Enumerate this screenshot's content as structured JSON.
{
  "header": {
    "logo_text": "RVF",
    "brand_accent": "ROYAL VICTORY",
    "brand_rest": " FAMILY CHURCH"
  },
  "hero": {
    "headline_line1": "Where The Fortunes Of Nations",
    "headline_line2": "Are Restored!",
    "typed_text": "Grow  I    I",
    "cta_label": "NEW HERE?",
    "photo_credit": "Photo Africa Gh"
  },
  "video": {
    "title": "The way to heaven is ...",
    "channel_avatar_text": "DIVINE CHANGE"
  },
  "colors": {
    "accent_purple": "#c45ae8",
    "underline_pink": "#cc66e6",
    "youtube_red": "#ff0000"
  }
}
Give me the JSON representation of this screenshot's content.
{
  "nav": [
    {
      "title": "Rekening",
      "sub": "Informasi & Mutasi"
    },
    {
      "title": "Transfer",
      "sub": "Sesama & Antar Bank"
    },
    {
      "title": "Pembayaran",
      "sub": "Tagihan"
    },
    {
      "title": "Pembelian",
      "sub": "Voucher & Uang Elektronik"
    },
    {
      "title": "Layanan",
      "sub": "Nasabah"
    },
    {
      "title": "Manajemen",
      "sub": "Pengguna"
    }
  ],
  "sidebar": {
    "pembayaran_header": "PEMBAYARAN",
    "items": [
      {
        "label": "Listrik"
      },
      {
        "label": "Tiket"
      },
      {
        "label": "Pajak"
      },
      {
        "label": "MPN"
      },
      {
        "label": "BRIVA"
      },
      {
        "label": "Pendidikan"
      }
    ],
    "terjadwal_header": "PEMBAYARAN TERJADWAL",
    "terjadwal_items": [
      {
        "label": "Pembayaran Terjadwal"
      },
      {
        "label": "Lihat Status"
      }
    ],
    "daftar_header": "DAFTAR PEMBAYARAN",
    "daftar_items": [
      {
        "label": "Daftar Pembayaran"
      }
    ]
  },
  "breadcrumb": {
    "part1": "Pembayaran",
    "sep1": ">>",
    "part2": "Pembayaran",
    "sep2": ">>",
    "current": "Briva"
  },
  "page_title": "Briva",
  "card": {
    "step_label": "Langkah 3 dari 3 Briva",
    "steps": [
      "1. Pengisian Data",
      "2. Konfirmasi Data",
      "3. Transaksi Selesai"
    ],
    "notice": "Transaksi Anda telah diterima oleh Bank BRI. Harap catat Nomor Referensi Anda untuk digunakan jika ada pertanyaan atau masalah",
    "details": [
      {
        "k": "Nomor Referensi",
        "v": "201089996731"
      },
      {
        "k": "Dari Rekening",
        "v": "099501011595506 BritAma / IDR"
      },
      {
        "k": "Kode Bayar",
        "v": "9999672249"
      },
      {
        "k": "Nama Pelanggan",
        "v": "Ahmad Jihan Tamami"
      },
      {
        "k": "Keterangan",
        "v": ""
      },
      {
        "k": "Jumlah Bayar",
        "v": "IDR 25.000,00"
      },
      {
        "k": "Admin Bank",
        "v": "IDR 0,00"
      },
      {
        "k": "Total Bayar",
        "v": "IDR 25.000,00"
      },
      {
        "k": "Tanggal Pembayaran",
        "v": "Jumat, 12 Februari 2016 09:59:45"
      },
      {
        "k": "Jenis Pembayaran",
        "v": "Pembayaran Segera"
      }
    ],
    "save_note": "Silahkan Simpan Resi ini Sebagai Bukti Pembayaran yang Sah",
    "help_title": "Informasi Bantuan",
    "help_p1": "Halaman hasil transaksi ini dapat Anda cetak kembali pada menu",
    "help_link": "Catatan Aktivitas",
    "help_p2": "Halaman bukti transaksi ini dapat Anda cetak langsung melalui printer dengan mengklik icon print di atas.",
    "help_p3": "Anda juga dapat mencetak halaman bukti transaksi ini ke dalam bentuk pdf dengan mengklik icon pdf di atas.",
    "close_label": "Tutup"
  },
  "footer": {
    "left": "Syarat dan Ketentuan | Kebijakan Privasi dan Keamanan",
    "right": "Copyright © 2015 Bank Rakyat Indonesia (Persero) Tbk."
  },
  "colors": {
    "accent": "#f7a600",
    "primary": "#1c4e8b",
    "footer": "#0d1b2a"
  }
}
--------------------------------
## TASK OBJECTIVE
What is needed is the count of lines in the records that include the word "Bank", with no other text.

## EXERCISE ANSWER
4